District Attorney's office nor the New York County Supreme Court
has any record of such a motion in their files (Resp. Memo. at
11-12), Mr. Alvarado indicated in his petition that he filed a
motion to vacate his conviction pursuant to New York Criminal
Procedure Law ("CPL") § 440.10(h). (Amended Petition at 3, 4). In
his affidavit addressed to the timeliness of his petition, however, he does not
mention any such motion; instead, he states that he was initially
confused as to whether or not he should file a § 440 motion, but
eventually found someone to assist him with the instant habeas
corpus petition. (Alvarado Aff., ¶ 1). In addition, Mr.
Alvarado's current appointed counsel does not rely on any
post-conviction motion and instead concedes that the "respondent
correctly alleged that [Mr. Alvarado] missed the statute of
limitations[.]" (Richman Letter at 1). Together, these statements
indicate that Mr. Alvarado never filed a motion pursuant to CPL §
As a result, the limitations period was not tolled during the
pendency of any post-conviction motions and, instead, it ran for
369 days from November 21, 2002 to November 24, 2003. Thus, as
both the petitioner and the respondent now acknowledge, Mr.
Alvarado was four days late in filing his petition for a writ of
habeas corpus. (Richman Letter at 1; Resp.
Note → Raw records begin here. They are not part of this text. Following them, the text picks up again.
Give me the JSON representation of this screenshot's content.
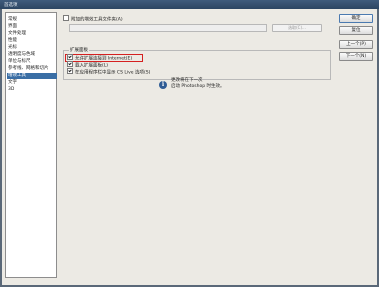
{
  "window": {
    "title": "首选项"
  },
  "sidebar": {
    "items": [
      {
        "label": "常规"
      },
      {
        "label": "界面"
      },
      {
        "label": "文件处理"
      },
      {
        "label": "性能"
      },
      {
        "label": "光标"
      },
      {
        "label": "透明度与色域"
      },
      {
        "label": "单位与标尺"
      },
      {
        "label": "参考线、网格和切片"
      },
      {
        "label": "增效工具"
      },
      {
        "label": "文字"
      },
      {
        "label": "3D"
      }
    ],
    "selected_index": 8
  },
  "panel": {
    "additional_plugins_label": "附加的增效工具文件夹(A)",
    "additional_plugins_path": "",
    "choose_button": "选取(C)...",
    "extension_panels": {
      "title": "扩展面板",
      "options": [
        {
          "label": "允许扩展连接到 Internet(E)",
          "checked": true,
          "highlighted": true
        },
        {
          "label": "载入扩展面板(L)",
          "checked": true
        },
        {
          "label": "在应用程序栏中显示 CS Live 选项(S)",
          "checked": true
        }
      ]
    },
    "info": {
      "line1": "更改将在下一次",
      "line2": "启动 Photoshop 时生效。"
    }
  },
  "buttons": {
    "ok": "确定",
    "reset": "复位",
    "prev": "上一个(P)",
    "next": "下一个(N)"
  },
  "colors": {
    "selection": "#3a6ea5",
    "highlight_box": "#d52020",
    "dialog_bg": "#eceae4"
  }
}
Memo. at 11).
Consequently, Mr. Alvarado's petition is time-barred.
Mr. Alvarado also asserts that he is eligible for equitable
tolling of the limitations period because, following the
conclusion of his direct appeal, his appellate lawyer did not
respond to his inquiry regarding filing a post-conviction motion,
and he was thereafter unsure of how to proceed with his case.
(Alvarado Aff., ¶ 1; Richman Letter at 1-2). Because the Second Circuit has
construed the limitations period set out in
28 U.S.C. § 2244(d)(2) as a statute of limitations rather than as a
jurisdictional bar, a court may equitably toll this period if
"rare and exceptional circumstances" prevent a petitioner from
filing promptly. See Smith v. McGinnis, 208 F.3d 13, 17 (2d
Cir. 2000); see also Johnson v. Nyack Hospital, 86 F.3d 8, 12
(2d Cir. 1996) ...